[Opening Extracted entries section]
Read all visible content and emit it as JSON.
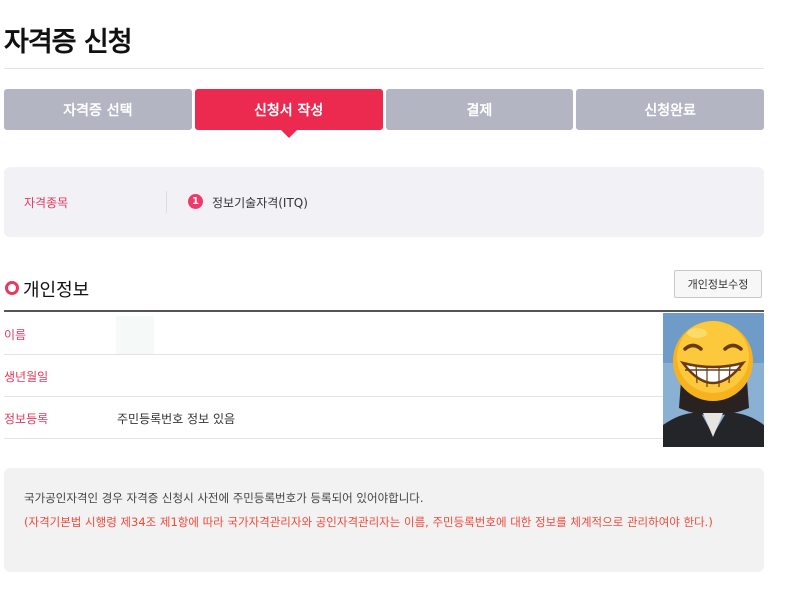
{
  "page": {
    "title": "자격증 신청"
  },
  "steps": [
    {
      "label": "자격증 선택",
      "active": false
    },
    {
      "label": "신청서 작성",
      "active": true
    },
    {
      "label": "결제",
      "active": false
    },
    {
      "label": "신청완료",
      "active": false
    }
  ],
  "certificate": {
    "label": "자격종목",
    "badge": "1",
    "value": "정보기술자격(ITQ)"
  },
  "personal_info": {
    "title": "개인정보",
    "edit_button": "개인정보수정",
    "rows": [
      {
        "label": "이름",
        "value": ""
      },
      {
        "label": "생년월일",
        "value": ""
      },
      {
        "label": "정보등록",
        "value": "주민등록번호 정보 있음"
      }
    ]
  },
  "notice": {
    "line1": "국가공인자격인 경우 자격증 신청시 사전에 주민등록번호가 등록되어 있어야합니다.",
    "line2": "(자격기본법 시행령 제34조 제1항에 따라 국가자격관리자와 공인자격관리자는 이름, 주민등록번호에 대한 정보를 체계적으로 관리하여야 한다.)"
  },
  "colors": {
    "accent": "#ec2a50",
    "step_inactive": "#b3b6c2",
    "label": "#e13b5e",
    "notice_warning": "#ef4b3b"
  }
}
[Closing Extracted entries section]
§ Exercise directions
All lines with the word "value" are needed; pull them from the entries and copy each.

§ Written solution
    "value": "정보기술자격(ITQ)"
        "value": ""
        "value": ""
        "value": "주민등록번호 정보 있음"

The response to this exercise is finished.